◆ **YOUR OBJECTIVE**
The output is to match the entries below character for character.

◆ **LISTED ENTRIES**

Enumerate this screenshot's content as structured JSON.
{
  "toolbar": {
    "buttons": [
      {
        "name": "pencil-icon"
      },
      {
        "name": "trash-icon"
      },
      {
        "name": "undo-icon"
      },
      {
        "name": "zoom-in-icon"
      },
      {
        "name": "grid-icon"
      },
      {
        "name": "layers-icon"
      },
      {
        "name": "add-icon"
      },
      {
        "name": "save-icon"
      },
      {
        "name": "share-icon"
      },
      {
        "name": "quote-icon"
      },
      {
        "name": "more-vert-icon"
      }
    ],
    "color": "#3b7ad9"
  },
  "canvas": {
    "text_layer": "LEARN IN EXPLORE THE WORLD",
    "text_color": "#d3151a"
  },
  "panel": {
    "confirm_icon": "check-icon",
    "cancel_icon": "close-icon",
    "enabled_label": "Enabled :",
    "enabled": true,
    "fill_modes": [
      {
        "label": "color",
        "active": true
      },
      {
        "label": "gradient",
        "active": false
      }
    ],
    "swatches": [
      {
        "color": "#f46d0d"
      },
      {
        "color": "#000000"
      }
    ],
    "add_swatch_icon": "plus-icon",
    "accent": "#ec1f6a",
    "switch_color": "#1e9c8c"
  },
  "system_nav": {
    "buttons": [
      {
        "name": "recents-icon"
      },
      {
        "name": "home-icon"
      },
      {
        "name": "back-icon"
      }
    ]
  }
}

◆ **RESPONSE TO THIS TASK**
Enumerate this screenshot's content as structured JSON.
{
  "toolbar": {
    "buttons": [
      {
        "name": "pencil-icon"
      },
      {
        "name": "trash-icon"
      },
      {
        "name": "undo-icon"
      },
      {
        "name": "zoom-in-icon"
      },
      {
        "name": "grid-icon"
      },
      {
        "name": "layers-icon"
      },
      {
        "name": "add-icon"
      },
      {
        "name": "save-icon"
      },
      {
        "name": "share-icon"
      },
      {
        "name": "quote-icon"
      },
      {
        "name": "more-vert-icon"
      }
    ],
    "color": "#3b7ad9"
  },
  "canvas": {
    "text_layer": "LEARN IN EXPLORE THE WORLD",
    "text_color": "#d3151a"
  },
  "panel": {
    "confirm_icon": "check-icon",
    "cancel_icon": "close-icon",
    "enabled_label": "Enabled :",
    "enabled": true,
    "fill_modes": [
      {
        "label": "color",
        "active": true
      },
      {
        "label": "gradient",
        "active": false
      }
    ],
    "swatches": [
      {
        "color": "#f46d0d"
      },
      {
        "color": "#000000"
      }
    ],
    "add_swatch_icon": "plus-icon",
    "accent": "#ec1f6a",
    "switch_color": "#1e9c8c"
  },
  "system_nav": {
    "buttons": [
      {
        "name": "recents-icon"
      },
      {
        "name": "home-icon"
      },
      {
        "name": "back-icon"
      }
    ]
  }
}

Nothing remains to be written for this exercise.